Research Report: Effect of in-furrow fungicides on corn seedling diseases and yield
Kiersten Wise – University of Kentucky
In-furrow fungicide use in corn has increased in recent years, with these products promoted to increase plant populations, plant vigor, and yield. Previous research in the Midwest has indicated that newly available fungicides and biofungicides may provide a yield benefit in certain fields, particularly when corn is planted early. However, very few replicated field research trials have been conducted in Kentucky, and additional research is needed to help us understand under what environmental conditions in-furrow fungicides will provide a benefit.
1. Examine how planting date influences the efficacy of in-furrow fungicide and biofungicide products and measure product effects on disease control, plant population and yield.
2. Disseminate results to stakeholders through multiple formats, including UK County Agents, meetings, print and web resources.
Materials and Methods:
Research plots were established at the University of Kentucky Research and Education Center in Princeton, KY. Plots were planted at 3 planting dates: April 20, May 2, and May 25. Six treatments (Table 1) were replicated four times in a randomized complete block design. Plots were planted with a small-plot planter at a target population of 32,000 seeds/acre on 30-in. row spacing, and 30-ft in length.
Plant populations were assessed twice, at 14 days after planting, and 28 days after planting by counting each plant in the center 10 ft. of the two inner plot rows, and converted to plants per acre. Plants assessed for stand were also visually rated for seedling disease by observing damping-off, stunting, or other symptoms of seedling disease. Dataloggers were placed in the plots to measure soil moisture and temperature throughout the experiment to correlate environmental conditions and planting date with treatment results. Yield, grain moisture and test weight were collected from the inner two rows of the plot and adjusted to 15.5% grain moisture (Table 2). Data were analyzed using mixed models and treatment means separated using least square means.
Year 1 Results:
Of the factors tested (planting date and fungicide treatment), only planting date significantly impacted stand at 14 and 28 days after planting (DAP; Figure 1). Stand was significantly higher at both 14 and 28 DAP in trials established in May. Stand differences were not attributed to disease development, as no seedling blights were observed in the trial. Despite higher stands, planting date did not impact yield, and in-furrow fungicide treatment had no effect on stand or yield in this experiment (Figure 2).
In-furrow fungicides did not improve plant population or yield at three planting dates (early, mid, late) at the UKREC research location in 2018.
Early (April) planted trials had lower plant population than trials planted in May, however this reduced stand did not result in reduced yield.

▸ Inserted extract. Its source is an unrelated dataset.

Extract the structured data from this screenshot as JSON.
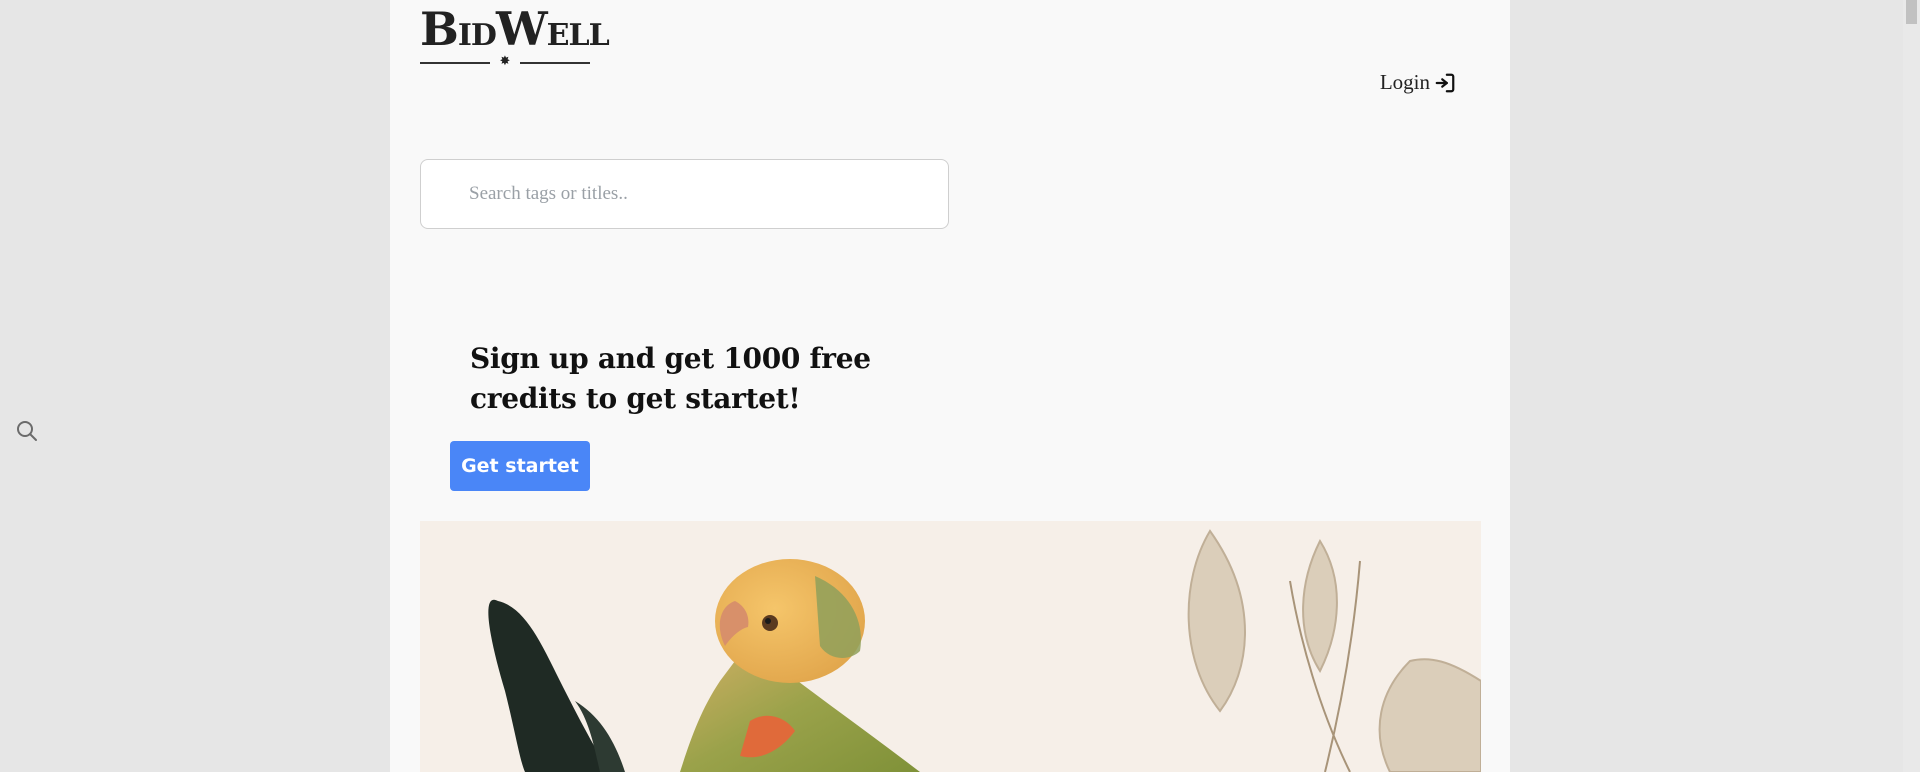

The first planting date target was originally late March, but cool, wet weather delayed planting until mid-April. Although planting was delayed, soil conditions were still cool and wet, and favorable for disease development. However, the field available for research may not have had a strong history of seedling disease, and this may have impacted results. Although plant population was reduced with early planting, the reduced population ultimately did not result in reduced yield.
Message and Benefit to Kentucky Corn Growers:
Farmers who do not have a history of seedling disease may not need in-furrow fungicides, even when planting into cool, wet conditions.
This research, although preliminary, indicates that farmers could save $10-22 per acre in in-furrow fungicide costs.
We are still analyzing weather data to determine how weather and soil conditions influenced results, and will update our research report after analysis is complete. Research results will be disseminated through Extension channels throughout Kentucky in 2019.
This research helps us communicate to farmers that in-furrow fungicides may not be needed in all years and situations, even when planting early in cool, wet soils. Further research with inoculated trials to assess the impact of high disease pressure on in-furrow fungicide efficacy in corn.